What makes a deal a deal? There are a few requirements an agreement has to meet in order to be considered valid from a legal standpoint. One of the main components is called “consideration.” It’s the simple idea that you can’t get something for nothing (or at least that you don’t need a contract for it). Every agreement between you and some other person or entity has to be an exchange you both benefit from in some material way.
For example, a contract in which one person promises to give someone else a gift wouldn’t meet the consideration requirement because a person receiving a gift isn’t obligated to offer something of value in return. Of course, the person giving the gift might in fact get something in return (a sense of satisfaction at making someone they care about happy, for instance), but it’s not a material benefit, so that contract, in addition to being silly, would also be unenforceable.
Something for Nothing?
The concept of reciprocity is so embedded in our understanding of the purpose of deals that consideration in a contract almost seems redundant. Why would someone sign a contract if they weren’t getting anything out of it? The answer is that they probably don’t know the agreement isn’t valid, and whoever drew up the illegal document was either equally clueless (it happens—sigh), or sleazily banking on the other side’s ignorance (it definitely happens—grrr!). Still, you may be thinking that it’s unlikely a person could be duped into signing a contract that didn’t offer them something of value—even if they didn’t know it was illegal, wouldn’t they just be like f*%k that?
Not necessarily. Here is a classic example related to “non-compete” agreements, which restrict employees from working for a company’s competitors soon after leaving their current position. If language around non-competition is included in a hiring contract (what you sign when you join the team), it’s all on the up and up. You are offering not to compete for a period of time after leaving the company, and the company is offering you a hiring package (compensation, benefits, etc). Both are of value, and can be understood in or translated into monetary terms. Consideration achieved.

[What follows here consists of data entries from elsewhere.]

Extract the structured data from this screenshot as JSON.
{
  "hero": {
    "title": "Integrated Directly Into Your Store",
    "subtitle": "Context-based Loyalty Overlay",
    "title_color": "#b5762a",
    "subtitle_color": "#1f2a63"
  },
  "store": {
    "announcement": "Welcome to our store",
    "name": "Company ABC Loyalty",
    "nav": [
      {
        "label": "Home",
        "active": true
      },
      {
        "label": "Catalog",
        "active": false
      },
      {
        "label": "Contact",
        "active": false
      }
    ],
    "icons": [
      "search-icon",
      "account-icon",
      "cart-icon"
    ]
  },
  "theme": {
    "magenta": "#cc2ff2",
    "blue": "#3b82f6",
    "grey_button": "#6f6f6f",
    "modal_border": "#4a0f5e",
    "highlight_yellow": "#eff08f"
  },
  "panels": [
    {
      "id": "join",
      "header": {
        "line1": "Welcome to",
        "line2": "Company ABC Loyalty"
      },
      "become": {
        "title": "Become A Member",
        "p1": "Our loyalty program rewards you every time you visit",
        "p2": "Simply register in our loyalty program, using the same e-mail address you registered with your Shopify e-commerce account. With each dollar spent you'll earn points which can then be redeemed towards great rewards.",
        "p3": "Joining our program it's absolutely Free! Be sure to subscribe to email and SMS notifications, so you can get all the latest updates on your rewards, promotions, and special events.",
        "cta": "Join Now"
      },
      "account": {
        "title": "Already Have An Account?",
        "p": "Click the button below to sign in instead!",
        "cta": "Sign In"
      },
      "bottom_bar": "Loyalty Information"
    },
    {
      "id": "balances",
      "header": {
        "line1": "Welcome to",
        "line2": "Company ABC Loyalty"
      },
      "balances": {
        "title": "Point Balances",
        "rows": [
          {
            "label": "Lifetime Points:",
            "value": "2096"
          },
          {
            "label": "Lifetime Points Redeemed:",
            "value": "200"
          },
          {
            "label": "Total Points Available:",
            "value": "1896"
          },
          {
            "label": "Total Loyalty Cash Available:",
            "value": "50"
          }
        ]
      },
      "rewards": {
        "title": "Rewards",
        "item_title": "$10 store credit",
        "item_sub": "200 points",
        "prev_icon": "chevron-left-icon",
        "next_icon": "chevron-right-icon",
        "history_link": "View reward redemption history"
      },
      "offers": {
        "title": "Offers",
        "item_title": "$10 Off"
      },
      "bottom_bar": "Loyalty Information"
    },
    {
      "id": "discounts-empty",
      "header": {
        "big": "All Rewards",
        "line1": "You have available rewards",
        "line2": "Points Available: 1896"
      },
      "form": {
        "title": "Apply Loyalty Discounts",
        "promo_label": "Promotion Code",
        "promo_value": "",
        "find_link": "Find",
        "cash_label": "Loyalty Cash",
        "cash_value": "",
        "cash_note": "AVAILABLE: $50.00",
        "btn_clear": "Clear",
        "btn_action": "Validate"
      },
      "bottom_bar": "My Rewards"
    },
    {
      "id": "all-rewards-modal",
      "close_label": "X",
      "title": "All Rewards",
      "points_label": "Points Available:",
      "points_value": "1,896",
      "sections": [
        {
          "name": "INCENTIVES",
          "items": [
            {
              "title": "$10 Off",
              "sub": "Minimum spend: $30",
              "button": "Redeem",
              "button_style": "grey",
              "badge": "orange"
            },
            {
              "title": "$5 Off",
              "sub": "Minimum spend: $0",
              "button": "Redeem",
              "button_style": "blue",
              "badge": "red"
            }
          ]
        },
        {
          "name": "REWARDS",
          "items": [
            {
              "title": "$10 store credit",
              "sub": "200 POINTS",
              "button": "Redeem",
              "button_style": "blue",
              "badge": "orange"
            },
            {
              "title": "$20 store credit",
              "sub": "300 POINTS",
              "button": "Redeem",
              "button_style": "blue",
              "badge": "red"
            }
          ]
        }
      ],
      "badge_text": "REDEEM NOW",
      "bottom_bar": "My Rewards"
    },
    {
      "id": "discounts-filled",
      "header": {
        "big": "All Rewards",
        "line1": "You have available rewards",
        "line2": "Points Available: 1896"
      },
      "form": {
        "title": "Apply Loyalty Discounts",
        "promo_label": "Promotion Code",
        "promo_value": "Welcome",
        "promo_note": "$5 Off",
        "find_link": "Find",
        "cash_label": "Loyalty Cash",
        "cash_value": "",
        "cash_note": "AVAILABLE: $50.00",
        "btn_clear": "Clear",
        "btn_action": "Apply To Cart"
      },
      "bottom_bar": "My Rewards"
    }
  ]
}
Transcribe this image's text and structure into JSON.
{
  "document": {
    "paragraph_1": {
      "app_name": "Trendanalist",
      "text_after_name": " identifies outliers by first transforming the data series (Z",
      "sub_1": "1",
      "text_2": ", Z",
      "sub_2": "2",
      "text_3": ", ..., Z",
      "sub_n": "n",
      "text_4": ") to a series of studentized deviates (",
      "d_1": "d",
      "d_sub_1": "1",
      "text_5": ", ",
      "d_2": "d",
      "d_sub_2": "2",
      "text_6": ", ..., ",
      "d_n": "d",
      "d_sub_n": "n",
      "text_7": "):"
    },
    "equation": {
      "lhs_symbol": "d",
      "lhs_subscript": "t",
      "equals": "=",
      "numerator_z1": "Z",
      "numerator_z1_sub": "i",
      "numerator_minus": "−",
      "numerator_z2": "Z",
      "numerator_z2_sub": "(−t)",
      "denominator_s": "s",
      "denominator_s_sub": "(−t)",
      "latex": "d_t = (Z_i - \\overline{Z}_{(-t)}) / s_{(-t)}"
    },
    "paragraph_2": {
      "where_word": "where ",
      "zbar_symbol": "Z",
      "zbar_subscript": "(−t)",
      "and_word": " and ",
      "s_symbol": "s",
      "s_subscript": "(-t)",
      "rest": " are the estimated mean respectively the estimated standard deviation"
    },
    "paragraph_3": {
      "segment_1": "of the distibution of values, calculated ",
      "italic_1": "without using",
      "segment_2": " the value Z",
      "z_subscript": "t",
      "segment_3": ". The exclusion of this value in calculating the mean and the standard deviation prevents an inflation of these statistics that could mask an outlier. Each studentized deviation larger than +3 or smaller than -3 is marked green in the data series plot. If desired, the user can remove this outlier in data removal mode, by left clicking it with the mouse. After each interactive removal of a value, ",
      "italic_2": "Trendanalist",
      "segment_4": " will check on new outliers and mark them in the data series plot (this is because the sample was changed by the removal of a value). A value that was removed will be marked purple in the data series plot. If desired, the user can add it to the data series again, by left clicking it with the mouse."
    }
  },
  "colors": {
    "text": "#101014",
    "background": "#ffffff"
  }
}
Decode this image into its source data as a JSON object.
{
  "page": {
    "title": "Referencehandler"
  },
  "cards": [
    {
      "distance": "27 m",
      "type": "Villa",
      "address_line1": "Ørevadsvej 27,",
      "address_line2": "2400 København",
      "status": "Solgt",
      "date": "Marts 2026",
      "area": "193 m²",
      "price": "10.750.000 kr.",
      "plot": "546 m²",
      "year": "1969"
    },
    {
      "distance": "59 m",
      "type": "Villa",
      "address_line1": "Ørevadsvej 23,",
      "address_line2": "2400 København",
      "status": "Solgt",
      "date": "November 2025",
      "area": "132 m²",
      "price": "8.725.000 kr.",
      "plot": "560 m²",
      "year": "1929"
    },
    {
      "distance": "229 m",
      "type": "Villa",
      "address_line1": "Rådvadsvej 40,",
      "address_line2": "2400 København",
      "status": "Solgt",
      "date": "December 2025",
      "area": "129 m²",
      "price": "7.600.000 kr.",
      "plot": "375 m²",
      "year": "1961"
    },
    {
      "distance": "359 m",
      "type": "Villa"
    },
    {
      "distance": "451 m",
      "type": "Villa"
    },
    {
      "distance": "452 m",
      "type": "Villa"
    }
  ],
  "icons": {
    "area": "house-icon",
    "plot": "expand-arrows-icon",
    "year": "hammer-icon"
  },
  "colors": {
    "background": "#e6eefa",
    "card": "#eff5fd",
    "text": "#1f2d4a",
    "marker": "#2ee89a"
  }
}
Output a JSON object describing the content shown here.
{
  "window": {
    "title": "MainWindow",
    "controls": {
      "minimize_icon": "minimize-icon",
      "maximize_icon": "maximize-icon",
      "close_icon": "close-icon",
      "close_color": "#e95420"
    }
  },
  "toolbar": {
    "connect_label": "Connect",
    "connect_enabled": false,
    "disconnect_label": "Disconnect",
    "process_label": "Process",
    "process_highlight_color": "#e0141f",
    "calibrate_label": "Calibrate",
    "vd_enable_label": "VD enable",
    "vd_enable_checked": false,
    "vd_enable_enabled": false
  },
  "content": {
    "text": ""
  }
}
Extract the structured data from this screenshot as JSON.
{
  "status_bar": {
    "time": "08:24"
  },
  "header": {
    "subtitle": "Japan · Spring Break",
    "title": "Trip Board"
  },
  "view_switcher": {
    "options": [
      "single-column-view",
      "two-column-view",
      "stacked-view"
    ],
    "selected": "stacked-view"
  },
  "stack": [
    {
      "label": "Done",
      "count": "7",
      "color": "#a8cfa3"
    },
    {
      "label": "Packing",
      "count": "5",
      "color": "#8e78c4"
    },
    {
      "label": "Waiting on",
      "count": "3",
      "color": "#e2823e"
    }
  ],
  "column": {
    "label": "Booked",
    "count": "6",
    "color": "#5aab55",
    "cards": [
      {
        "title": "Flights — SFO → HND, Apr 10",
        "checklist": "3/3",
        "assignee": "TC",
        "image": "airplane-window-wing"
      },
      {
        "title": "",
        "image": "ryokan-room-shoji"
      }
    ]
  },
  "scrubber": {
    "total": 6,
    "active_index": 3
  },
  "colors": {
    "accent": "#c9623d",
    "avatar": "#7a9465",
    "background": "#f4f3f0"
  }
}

But sometimes companies will ask employees they have already hired to sign non-compete agreements that stand alone (that aren’t connected to hiring contracts and thus to compensation packages). Unless the company is offering additional money or some other kind of material benefit in the context of this new request, this amounts to an attempt to extract a one-sided promise from an employee. How inconsiderate! It’s not an exchange, so it’s not a contract. But most people think they have to do or sign whatever their employer asks, so this kind of shady business is rarely challenged.
Better Deals Through Consideration
Since contracts are really just relationships, it’s no surprise that the element of reciprocity is considered fundamental to what makes a deal a deal. But, just like we need to beware of relationships where one person is taking and the other is giving, so too do we have to be on the lookout for one-sided deals in which little or nothing is truly being exchanged. Really, when it comes to creating quality deals (and relationships), it doesn’t take much: just a little consideration.